Now that you mention it Chris C, I have a very vague recollection about something like that as well but I'll be danged if I've been able to find it again anywhere. Now I'm wondering if maybe it is something I saw on some OTHER challenge entirely. Most challenges do post the submissions for public review.
In any case, when I realized that no one from NEH had ever bothered to respond to any of the other questions raised on this discussion board, I figured that means that no one at NEH has been given the responsibility of paying any attention here so my question isn't likely to get a response either. So I hunted up the the original news story where NEH announced the medal design competition and found the "media contact" person's (Paula Wasley) email address and sent her the following message:
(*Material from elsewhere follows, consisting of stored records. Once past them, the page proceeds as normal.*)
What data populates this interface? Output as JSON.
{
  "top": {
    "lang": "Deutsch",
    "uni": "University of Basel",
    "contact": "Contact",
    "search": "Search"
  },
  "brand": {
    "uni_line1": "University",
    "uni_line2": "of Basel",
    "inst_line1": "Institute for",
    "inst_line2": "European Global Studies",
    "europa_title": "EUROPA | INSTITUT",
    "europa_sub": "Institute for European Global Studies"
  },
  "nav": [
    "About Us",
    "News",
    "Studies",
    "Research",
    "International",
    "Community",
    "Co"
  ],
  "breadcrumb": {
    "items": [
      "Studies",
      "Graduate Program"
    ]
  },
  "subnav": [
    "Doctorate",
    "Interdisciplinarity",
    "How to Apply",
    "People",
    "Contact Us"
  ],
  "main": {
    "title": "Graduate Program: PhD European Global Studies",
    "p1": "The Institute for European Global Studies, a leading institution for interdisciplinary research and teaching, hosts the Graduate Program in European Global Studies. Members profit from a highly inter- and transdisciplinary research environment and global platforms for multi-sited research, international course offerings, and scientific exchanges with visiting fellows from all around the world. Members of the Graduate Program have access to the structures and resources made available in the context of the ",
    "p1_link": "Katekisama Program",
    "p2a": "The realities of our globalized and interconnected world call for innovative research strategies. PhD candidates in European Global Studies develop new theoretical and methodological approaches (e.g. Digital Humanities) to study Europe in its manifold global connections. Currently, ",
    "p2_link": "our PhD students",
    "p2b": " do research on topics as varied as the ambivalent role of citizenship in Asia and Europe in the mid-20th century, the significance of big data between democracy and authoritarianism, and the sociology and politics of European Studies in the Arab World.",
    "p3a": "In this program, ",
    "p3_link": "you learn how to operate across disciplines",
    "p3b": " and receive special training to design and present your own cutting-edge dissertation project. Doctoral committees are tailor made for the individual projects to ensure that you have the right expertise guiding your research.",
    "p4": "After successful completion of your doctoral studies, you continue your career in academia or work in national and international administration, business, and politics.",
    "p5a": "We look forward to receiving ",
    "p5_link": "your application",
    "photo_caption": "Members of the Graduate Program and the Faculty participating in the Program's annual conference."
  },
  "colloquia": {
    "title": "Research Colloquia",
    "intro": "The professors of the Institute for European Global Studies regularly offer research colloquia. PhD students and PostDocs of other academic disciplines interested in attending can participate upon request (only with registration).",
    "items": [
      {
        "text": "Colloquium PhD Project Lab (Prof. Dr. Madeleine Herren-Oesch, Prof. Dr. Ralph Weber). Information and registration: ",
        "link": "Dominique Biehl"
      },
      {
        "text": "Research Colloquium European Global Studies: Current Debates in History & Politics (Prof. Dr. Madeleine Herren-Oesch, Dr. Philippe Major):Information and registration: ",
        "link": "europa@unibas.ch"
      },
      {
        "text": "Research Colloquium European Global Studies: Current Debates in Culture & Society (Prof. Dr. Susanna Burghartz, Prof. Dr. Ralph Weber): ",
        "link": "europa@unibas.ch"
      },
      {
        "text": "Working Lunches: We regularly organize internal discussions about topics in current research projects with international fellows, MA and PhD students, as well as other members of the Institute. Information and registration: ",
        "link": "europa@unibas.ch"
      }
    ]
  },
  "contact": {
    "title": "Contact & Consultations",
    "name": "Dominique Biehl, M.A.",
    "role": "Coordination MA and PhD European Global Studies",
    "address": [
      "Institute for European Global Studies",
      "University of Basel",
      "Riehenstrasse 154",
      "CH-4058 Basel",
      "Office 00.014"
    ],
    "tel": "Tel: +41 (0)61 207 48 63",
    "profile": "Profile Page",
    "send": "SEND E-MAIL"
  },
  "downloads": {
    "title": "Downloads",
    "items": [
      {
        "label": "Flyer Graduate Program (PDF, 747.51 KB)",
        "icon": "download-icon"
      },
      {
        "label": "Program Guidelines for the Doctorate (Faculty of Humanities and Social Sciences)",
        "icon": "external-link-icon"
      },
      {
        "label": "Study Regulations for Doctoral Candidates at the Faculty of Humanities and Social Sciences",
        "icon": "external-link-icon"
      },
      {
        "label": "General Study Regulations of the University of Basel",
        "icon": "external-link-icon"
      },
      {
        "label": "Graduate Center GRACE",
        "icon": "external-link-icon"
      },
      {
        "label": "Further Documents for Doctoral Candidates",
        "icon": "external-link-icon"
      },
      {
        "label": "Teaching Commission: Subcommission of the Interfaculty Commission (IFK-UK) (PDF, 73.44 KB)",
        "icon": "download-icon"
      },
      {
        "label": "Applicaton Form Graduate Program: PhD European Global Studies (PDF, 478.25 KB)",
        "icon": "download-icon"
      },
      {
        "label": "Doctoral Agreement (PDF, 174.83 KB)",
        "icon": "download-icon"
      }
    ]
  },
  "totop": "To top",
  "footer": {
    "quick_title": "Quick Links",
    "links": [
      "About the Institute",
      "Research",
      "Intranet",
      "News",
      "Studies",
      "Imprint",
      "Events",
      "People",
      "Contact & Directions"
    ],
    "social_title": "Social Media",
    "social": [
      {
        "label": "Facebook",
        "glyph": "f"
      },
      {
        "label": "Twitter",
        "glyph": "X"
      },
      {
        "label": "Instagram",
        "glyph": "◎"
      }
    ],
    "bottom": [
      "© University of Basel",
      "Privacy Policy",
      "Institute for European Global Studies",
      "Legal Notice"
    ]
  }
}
" I doubt that you are the proper person to whom this should be directed but your name was given as the media contact when the competition was originally announced so I'm hoping you can forward my question to the correct individual at NEH. The competition for the National Humanities Medal has now closed. I understand that the winning design will be selected from among the entrants by a team of expert artists however, it would be nice to be able to view all the submitted entries. Can the submissions please be made public?"
Maybe if enough of us contact her, she'll actually pass the message along and we'll get some kind of response!
Her email is email@example.com Or, if you feel really strongly, you could even call her. Paula Wasley at (202) 606-8424
Hello everyone in this discussion,
I am sorry if you had the understanding that the submissions were going to be posted for public viewing or voting, but that was never the case. There are many competitions on challenge.gov that do post publicly, so that may be where the confusion began. If you have any questions you can e-mail me directly at firstname.lastname@example.org. My phone number is 202-606-8441.
National Endowment for the Humanities
1100 Pennsylvania Avenue, NW
Washington, DC 20506
It would seem that an open competition to redesign a public (federal) medal would also allow the public to express their preferences on the various designs -- even if the judges intend to ignore the public consensus. Why should the review process be secret? It doesn't seem to fit with the participatory concept of this program. But hey, that is just my humble opinion.